→ **Work to be completed**
The answer should be every line below, repeated exactly, with the images left out.

Segment Start: Data for processing

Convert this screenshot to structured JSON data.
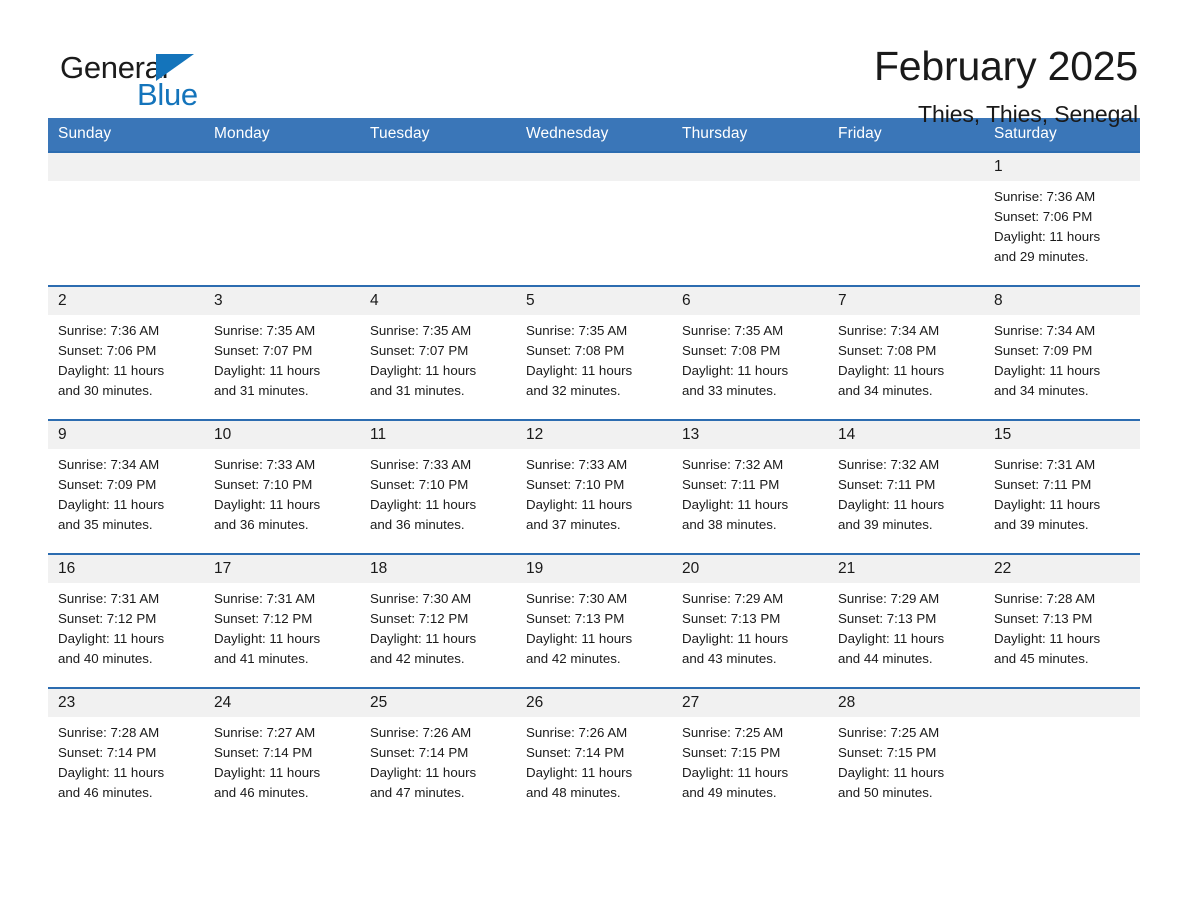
{
  "brand": {
    "name_part1": "General",
    "name_part2": "Blue",
    "accent_color": "#1474bb"
  },
  "header": {
    "month_title": "February 2025",
    "location": "Thies, Thies, Senegal",
    "header_bg_color": "#3a76b8",
    "row_border_color": "#2c6cb0",
    "daynum_bg_color": "#f1f1f1"
  },
  "weekdays": [
    "Sunday",
    "Monday",
    "Tuesday",
    "Wednesday",
    "Thursday",
    "Friday",
    "Saturday"
  ],
  "weeks": [
    [
      {
        "day": "",
        "blank": true
      },
      {
        "day": "",
        "blank": true
      },
      {
        "day": "",
        "blank": true
      },
      {
        "day": "",
        "blank": true
      },
      {
        "day": "",
        "blank": true
      },
      {
        "day": "",
        "blank": true
      },
      {
        "day": "1",
        "sunrise": "Sunrise: 7:36 AM",
        "sunset": "Sunset: 7:06 PM",
        "daylight_line1": "Daylight: 11 hours",
        "daylight_line2": "and 29 minutes."
      }
    ],
    [
      {
        "day": "2",
        "sunrise": "Sunrise: 7:36 AM",
        "sunset": "Sunset: 7:06 PM",
        "daylight_line1": "Daylight: 11 hours",
        "daylight_line2": "and 30 minutes."
      },
      {
        "day": "3",
        "sunrise": "Sunrise: 7:35 AM",
        "sunset": "Sunset: 7:07 PM",
        "daylight_line1": "Daylight: 11 hours",
        "daylight_line2": "and 31 minutes."
      },
      {
        "day": "4",
        "sunrise": "Sunrise: 7:35 AM",
        "sunset": "Sunset: 7:07 PM",
        "daylight_line1": "Daylight: 11 hours",
        "daylight_line2": "and 31 minutes."
      },
      {
        "day": "5",
        "sunrise": "Sunrise: 7:35 AM",
        "sunset": "Sunset: 7:08 PM",
        "daylight_line1": "Daylight: 11 hours",
        "daylight_line2": "and 32 minutes."
      },
      {
        "day": "6",
        "sunrise": "Sunrise: 7:35 AM",
        "sunset": "Sunset: 7:08 PM",
        "daylight_line1": "Daylight: 11 hours",
        "daylight_line2": "and 33 minutes."
      },
      {
        "day": "7",
        "sunrise": "Sunrise: 7:34 AM",
        "sunset": "Sunset: 7:08 PM",
        "daylight_line1": "Daylight: 11 hours",
        "daylight_line2": "and 34 minutes."
      },
      {
        "day": "8",
        "sunrise": "Sunrise: 7:34 AM",
        "sunset": "Sunset: 7:09 PM",
        "daylight_line1": "Daylight: 11 hours",
        "daylight_line2": "and 34 minutes."
      }
    ],
    [
      {
        "day": "9",
        "sunrise": "Sunrise: 7:34 AM",
        "sunset": "Sunset: 7:09 PM",
        "daylight_line1": "Daylight: 11 hours",
        "daylight_line2": "and 35 minutes."
      },
      {
        "day": "10",
        "sunrise": "Sunrise: 7:33 AM",
        "sunset": "Sunset: 7:10 PM",
        "daylight_line1": "Daylight: 11 hours",
        "daylight_line2": "and 36 minutes."
      },
      {
        "day": "11",
        "sunrise": "Sunrise: 7:33 AM",
        "sunset": "Sunset: 7:10 PM",
        "daylight_line1": "Daylight: 11 hours",
        "daylight_line2": "and 36 minutes."
      },
      {
        "day": "12",
        "sunrise": "Sunrise: 7:33 AM",
        "sunset": "Sunset: 7:10 PM",
        "daylight_line1": "Daylight: 11 hours",
        "daylight_line2": "and 37 minutes."
      },
      {
        "day": "13",
        "sunrise": "Sunrise: 7:32 AM",
        "sunset": "Sunset: 7:11 PM",
        "daylight_line1": "Daylight: 11 hours",
        "daylight_line2": "and 38 minutes."
      },
      {
        "day": "14",
        "sunrise": "Sunrise: 7:32 AM",
        "sunset": "Sunset: 7:11 PM",
        "daylight_line1": "Daylight: 11 hours",
        "daylight_line2": "and 39 minutes."
      },
      {
        "day": "15",
        "sunrise": "Sunrise: 7:31 AM",
        "sunset": "Sunset: 7:11 PM",
        "daylight_line1": "Daylight: 11 hours",
        "daylight_line2": "and 39 minutes."
      }
    ],
    [
      {
        "day": "16",
        "sunrise": "Sunrise: 7:31 AM",
        "sunset": "Sunset: 7:12 PM",
        "daylight_line1": "Daylight: 11 hours",
        "daylight_line2": "and 40 minutes."
      },
      {
        "day": "17",
        "sunrise": "Sunrise: 7:31 AM",
        "sunset": "Sunset: 7:12 PM",
        "daylight_line1": "Daylight: 11 hours",
        "daylight_line2": "and 41 minutes."
      },
      {
        "day": "18",
        "sunrise": "Sunrise: 7:30 AM",
        "sunset": "Sunset: 7:12 PM",
        "daylight_line1": "Daylight: 11 hours",
        "daylight_line2": "and 42 minutes."
      },
      {
        "day": "19",
        "sunrise": "Sunrise: 7:30 AM",
        "sunset": "Sunset: 7:13 PM",
        "daylight_line1": "Daylight: 11 hours",
        "daylight_line2": "and 42 minutes."
      },
      {
        "day": "20",
        "sunrise": "Sunrise: 7:29 AM",
        "sunset": "Sunset: 7:13 PM",
        "daylight_line1": "Daylight: 11 hours",
        "daylight_line2": "and 43 minutes."
      },
      {
        "day": "21",
        "sunrise": "Sunrise: 7:29 AM",
        "sunset": "Sunset: 7:13 PM",
        "daylight_line1": "Daylight: 11 hours",
        "daylight_line2": "and 44 minutes."
      },
      {
        "day": "22",
        "sunrise": "Sunrise: 7:28 AM",
        "sunset": "Sunset: 7:13 PM",
        "daylight_line1": "Daylight: 11 hours",
        "daylight_line2": "and 45 minutes."
      }
    ],
    [
      {
        "day": "23",
        "sunrise": "Sunrise: 7:28 AM",
        "sunset": "Sunset: 7:14 PM",
        "daylight_line1": "Daylight: 11 hours",
        "daylight_line2": "and 46 minutes."
      },
      {
        "day": "24",
        "sunrise": "Sunrise: 7:27 AM",
        "sunset": "Sunset: 7:14 PM",
        "daylight_line1": "Daylight: 11 hours",
        "daylight_line2": "and 46 minutes."
      },
      {
        "day": "25",
        "sunrise": "Sunrise: 7:26 AM",
        "sunset": "Sunset: 7:14 PM",
        "daylight_line1": "Daylight: 11 hours",
        "daylight_line2": "and 47 minutes."
      },
      {
        "day": "26",
        "sunrise": "Sunrise: 7:26 AM",
        "sunset": "Sunset: 7:14 PM",
        "daylight_line1": "Daylight: 11 hours",
        "daylight_line2": "and 48 minutes."
      },
      {
        "day": "27",
        "sunrise": "Sunrise: 7:25 AM",
        "sunset": "Sunset: 7:15 PM",
        "daylight_line1": "Daylight: 11 hours",
        "daylight_line2": "and 49 minutes."
      },
      {
        "day": "28",
        "sunrise": "Sunrise: 7:25 AM",
        "sunset": "Sunset: 7:15 PM",
        "daylight_line1": "Daylight: 11 hours",
        "daylight_line2": "and 50 minutes."
      },
      {
        "day": "",
        "blank": true
      }
    ]
  ]
}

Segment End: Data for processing

→ **Completed exercise**
Convert this screenshot to structured JSON data.
{
  "brand": {
    "name_part1": "General",
    "name_part2": "Blue",
    "accent_color": "#1474bb"
  },
  "header": {
    "month_title": "February 2025",
    "location": "Thies, Thies, Senegal",
    "header_bg_color": "#3a76b8",
    "row_border_color": "#2c6cb0",
    "daynum_bg_color": "#f1f1f1"
  },
  "weekdays": [
    "Sunday",
    "Monday",
    "Tuesday",
    "Wednesday",
    "Thursday",
    "Friday",
    "Saturday"
  ],
  "weeks": [
    [
      {
        "day": "",
        "blank": true
      },
      {
        "day": "",
        "blank": true
      },
      {
        "day": "",
        "blank": true
      },
      {
        "day": "",
        "blank": true
      },
      {
        "day": "",
        "blank": true
      },
      {
        "day": "",
        "blank": true
      },
      {
        "day": "1",
        "sunrise": "Sunrise: 7:36 AM",
        "sunset": "Sunset: 7:06 PM",
        "daylight_line1": "Daylight: 11 hours",
        "daylight_line2": "and 29 minutes."
      }
    ],
    [
      {
        "day": "2",
        "sunrise": "Sunrise: 7:36 AM",
        "sunset": "Sunset: 7:06 PM",
        "daylight_line1": "Daylight: 11 hours",
        "daylight_line2": "and 30 minutes."
      },
      {
        "day": "3",
        "sunrise": "Sunrise: 7:35 AM",
        "sunset": "Sunset: 7:07 PM",
        "daylight_line1": "Daylight: 11 hours",
        "daylight_line2": "and 31 minutes."
      },
      {
        "day": "4",
        "sunrise": "Sunrise: 7:35 AM",
        "sunset": "Sunset: 7:07 PM",
        "daylight_line1": "Daylight: 11 hours",
        "daylight_line2": "and 31 minutes."
      },
      {
        "day": "5",
        "sunrise": "Sunrise: 7:35 AM",
        "sunset": "Sunset: 7:08 PM",
        "daylight_line1": "Daylight: 11 hours",
        "daylight_line2": "and 32 minutes."
      },
      {
        "day": "6",
        "sunrise": "Sunrise: 7:35 AM",
        "sunset": "Sunset: 7:08 PM",
        "daylight_line1": "Daylight: 11 hours",
        "daylight_line2": "and 33 minutes."
      },
      {
        "day": "7",
        "sunrise": "Sunrise: 7:34 AM",
        "sunset": "Sunset: 7:08 PM",
        "daylight_line1": "Daylight: 11 hours",
        "daylight_line2": "and 34 minutes."
      },
      {
        "day": "8",
        "sunrise": "Sunrise: 7:34 AM",
        "sunset": "Sunset: 7:09 PM",
        "daylight_line1": "Daylight: 11 hours",
        "daylight_line2": "and 34 minutes."
      }
    ],
    [
      {
        "day": "9",
        "sunrise": "Sunrise: 7:34 AM",
        "sunset": "Sunset: 7:09 PM",
        "daylight_line1": "Daylight: 11 hours",
        "daylight_line2": "and 35 minutes."
      },
      {
        "day": "10",
        "sunrise": "Sunrise: 7:33 AM",
        "sunset": "Sunset: 7:10 PM",
        "daylight_line1": "Daylight: 11 hours",
        "daylight_line2": "and 36 minutes."
      },
      {
        "day": "11",
        "sunrise": "Sunrise: 7:33 AM",
        "sunset": "Sunset: 7:10 PM",
        "daylight_line1": "Daylight: 11 hours",
        "daylight_line2": "and 36 minutes."
      },
      {
        "day": "12",
        "sunrise": "Sunrise: 7:33 AM",
        "sunset": "Sunset: 7:10 PM",
        "daylight_line1": "Daylight: 11 hours",
        "daylight_line2": "and 37 minutes."
      },
      {
        "day": "13",
        "sunrise": "Sunrise: 7:32 AM",
        "sunset": "Sunset: 7:11 PM",
        "daylight_line1": "Daylight: 11 hours",
        "daylight_line2": "and 38 minutes."
      },
      {
        "day": "14",
        "sunrise": "Sunrise: 7:32 AM",
        "sunset": "Sunset: 7:11 PM",
        "daylight_line1": "Daylight: 11 hours",
        "daylight_line2": "and 39 minutes."
      },
      {
        "day": "15",
        "sunrise": "Sunrise: 7:31 AM",
        "sunset": "Sunset: 7:11 PM",
        "daylight_line1": "Daylight: 11 hours",
        "daylight_line2": "and 39 minutes."
      }
    ],
    [
      {
        "day": "16",
        "sunrise": "Sunrise: 7:31 AM",
        "sunset": "Sunset: 7:12 PM",
        "daylight_line1": "Daylight: 11 hours",
        "daylight_line2": "and 40 minutes."
      },
      {
        "day": "17",
        "sunrise": "Sunrise: 7:31 AM",
        "sunset": "Sunset: 7:12 PM",
        "daylight_line1": "Daylight: 11 hours",
        "daylight_line2": "and 41 minutes."
      },
      {
        "day": "18",
        "sunrise": "Sunrise: 7:30 AM",
        "sunset": "Sunset: 7:12 PM",
        "daylight_line1": "Daylight: 11 hours",
        "daylight_line2": "and 42 minutes."
      },
      {
        "day": "19",
        "sunrise": "Sunrise: 7:30 AM",
        "sunset": "Sunset: 7:13 PM",
        "daylight_line1": "Daylight: 11 hours",
        "daylight_line2": "and 42 minutes."
      },
      {
        "day": "20",
        "sunrise": "Sunrise: 7:29 AM",
        "sunset": "Sunset: 7:13 PM",
        "daylight_line1": "Daylight: 11 hours",
        "daylight_line2": "and 43 minutes."
      },
      {
        "day": "21",
        "sunrise": "Sunrise: 7:29 AM",
        "sunset": "Sunset: 7:13 PM",
        "daylight_line1": "Daylight: 11 hours",
        "daylight_line2": "and 44 minutes."
      },
      {
        "day": "22",
        "sunrise": "Sunrise: 7:28 AM",
        "sunset": "Sunset: 7:13 PM",
        "daylight_line1": "Daylight: 11 hours",
        "daylight_line2": "and 45 minutes."
      }
    ],
    [
      {
        "day": "23",
        "sunrise": "Sunrise: 7:28 AM",
        "sunset": "Sunset: 7:14 PM",
        "daylight_line1": "Daylight: 11 hours",
        "daylight_line2": "and 46 minutes."
      },
      {
        "day": "24",
        "sunrise": "Sunrise: 7:27 AM",
        "sunset": "Sunset: 7:14 PM",
        "daylight_line1": "Daylight: 11 hours",
        "daylight_line2": "and 46 minutes."
      },
      {
        "day": "25",
        "sunrise": "Sunrise: 7:26 AM",
        "sunset": "Sunset: 7:14 PM",
        "daylight_line1": "Daylight: 11 hours",
        "daylight_line2": "and 47 minutes."
      },
      {
        "day": "26",
        "sunrise": "Sunrise: 7:26 AM",
        "sunset": "Sunset: 7:14 PM",
        "daylight_line1": "Daylight: 11 hours",
        "daylight_line2": "and 48 minutes."
      },
      {
        "day": "27",
        "sunrise": "Sunrise: 7:25 AM",
        "sunset": "Sunset: 7:15 PM",
        "daylight_line1": "Daylight: 11 hours",
        "daylight_line2": "and 49 minutes."
      },
      {
        "day": "28",
        "sunrise": "Sunrise: 7:25 AM",
        "sunset": "Sunset: 7:15 PM",
        "daylight_line1": "Daylight: 11 hours",
        "daylight_line2": "and 50 minutes."
      },
      {
        "day": "",
        "blank": true
      }
    ]
  ]
}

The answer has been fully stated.